* _Assignment_
Only the pictures are to be omitted; everything else in the listing must be reproduced exactly.

════════

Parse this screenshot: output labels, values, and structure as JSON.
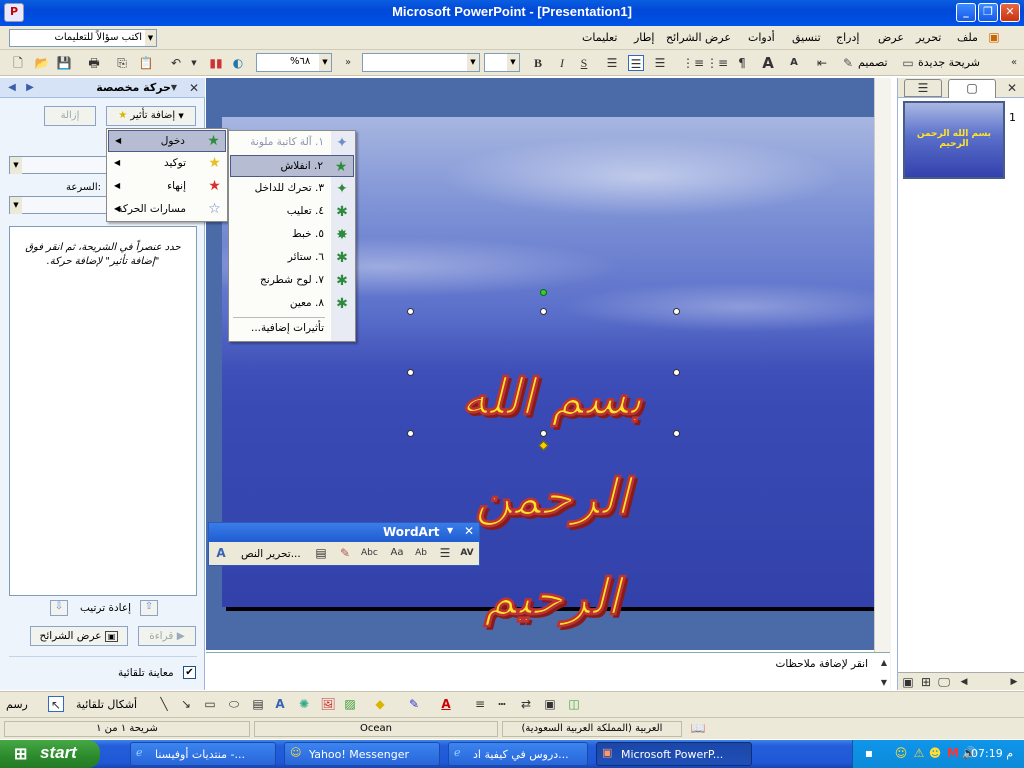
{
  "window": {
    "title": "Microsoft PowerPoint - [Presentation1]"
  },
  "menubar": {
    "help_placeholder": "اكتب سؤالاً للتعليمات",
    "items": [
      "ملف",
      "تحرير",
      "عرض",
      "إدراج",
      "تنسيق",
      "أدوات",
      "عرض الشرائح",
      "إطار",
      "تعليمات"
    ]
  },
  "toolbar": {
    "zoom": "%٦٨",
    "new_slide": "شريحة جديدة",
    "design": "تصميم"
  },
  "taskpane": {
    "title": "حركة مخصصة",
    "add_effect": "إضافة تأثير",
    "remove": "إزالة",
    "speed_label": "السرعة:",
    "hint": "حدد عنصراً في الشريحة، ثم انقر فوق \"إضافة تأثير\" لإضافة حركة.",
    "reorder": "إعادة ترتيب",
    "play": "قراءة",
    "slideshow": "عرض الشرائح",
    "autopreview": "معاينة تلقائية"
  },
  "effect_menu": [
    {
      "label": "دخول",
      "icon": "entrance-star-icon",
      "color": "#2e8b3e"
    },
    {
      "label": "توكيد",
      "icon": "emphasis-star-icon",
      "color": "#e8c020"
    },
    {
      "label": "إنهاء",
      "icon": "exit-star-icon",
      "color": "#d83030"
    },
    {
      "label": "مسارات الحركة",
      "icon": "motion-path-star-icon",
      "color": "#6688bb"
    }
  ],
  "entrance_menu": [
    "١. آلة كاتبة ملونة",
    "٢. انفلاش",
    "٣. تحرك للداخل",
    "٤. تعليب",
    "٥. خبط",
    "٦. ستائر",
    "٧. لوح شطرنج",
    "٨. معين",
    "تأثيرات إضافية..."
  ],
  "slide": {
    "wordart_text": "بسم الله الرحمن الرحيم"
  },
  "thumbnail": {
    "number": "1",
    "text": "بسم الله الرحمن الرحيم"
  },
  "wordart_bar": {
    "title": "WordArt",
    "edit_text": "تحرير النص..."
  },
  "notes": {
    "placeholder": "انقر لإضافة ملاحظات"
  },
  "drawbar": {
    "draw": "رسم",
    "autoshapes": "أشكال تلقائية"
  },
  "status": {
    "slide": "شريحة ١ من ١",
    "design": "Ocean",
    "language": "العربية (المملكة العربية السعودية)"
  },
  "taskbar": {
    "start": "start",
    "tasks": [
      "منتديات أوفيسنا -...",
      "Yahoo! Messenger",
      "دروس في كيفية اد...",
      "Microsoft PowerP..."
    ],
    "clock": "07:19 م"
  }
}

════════

* _Expected answer_
Parse this screenshot: output labels, values, and structure as JSON.
{
  "window": {
    "title": "Microsoft PowerPoint - [Presentation1]"
  },
  "menubar": {
    "help_placeholder": "اكتب سؤالاً للتعليمات",
    "items": [
      "ملف",
      "تحرير",
      "عرض",
      "إدراج",
      "تنسيق",
      "أدوات",
      "عرض الشرائح",
      "إطار",
      "تعليمات"
    ]
  },
  "toolbar": {
    "zoom": "%٦٨",
    "new_slide": "شريحة جديدة",
    "design": "تصميم"
  },
  "taskpane": {
    "title": "حركة مخصصة",
    "add_effect": "إضافة تأثير",
    "remove": "إزالة",
    "speed_label": "السرعة:",
    "hint": "حدد عنصراً في الشريحة، ثم انقر فوق \"إضافة تأثير\" لإضافة حركة.",
    "reorder": "إعادة ترتيب",
    "play": "قراءة",
    "slideshow": "عرض الشرائح",
    "autopreview": "معاينة تلقائية"
  },
  "effect_menu": [
    {
      "label": "دخول",
      "icon": "entrance-star-icon",
      "color": "#2e8b3e"
    },
    {
      "label": "توكيد",
      "icon": "emphasis-star-icon",
      "color": "#e8c020"
    },
    {
      "label": "إنهاء",
      "icon": "exit-star-icon",
      "color": "#d83030"
    },
    {
      "label": "مسارات الحركة",
      "icon": "motion-path-star-icon",
      "color": "#6688bb"
    }
  ],
  "entrance_menu": [
    "١. آلة كاتبة ملونة",
    "٢. انفلاش",
    "٣. تحرك للداخل",
    "٤. تعليب",
    "٥. خبط",
    "٦. ستائر",
    "٧. لوح شطرنج",
    "٨. معين",
    "تأثيرات إضافية..."
  ],
  "slide": {
    "wordart_text": "بسم الله الرحمن الرحيم"
  },
  "thumbnail": {
    "number": "1",
    "text": "بسم الله الرحمن الرحيم"
  },
  "wordart_bar": {
    "title": "WordArt",
    "edit_text": "تحرير النص..."
  },
  "notes": {
    "placeholder": "انقر لإضافة ملاحظات"
  },
  "drawbar": {
    "draw": "رسم",
    "autoshapes": "أشكال تلقائية"
  },
  "status": {
    "slide": "شريحة ١ من ١",
    "design": "Ocean",
    "language": "العربية (المملكة العربية السعودية)"
  },
  "taskbar": {
    "start": "start",
    "tasks": [
      "منتديات أوفيسنا -...",
      "Yahoo! Messenger",
      "دروس في كيفية اد...",
      "Microsoft PowerP..."
    ],
    "clock": "07:19 م"
  }
}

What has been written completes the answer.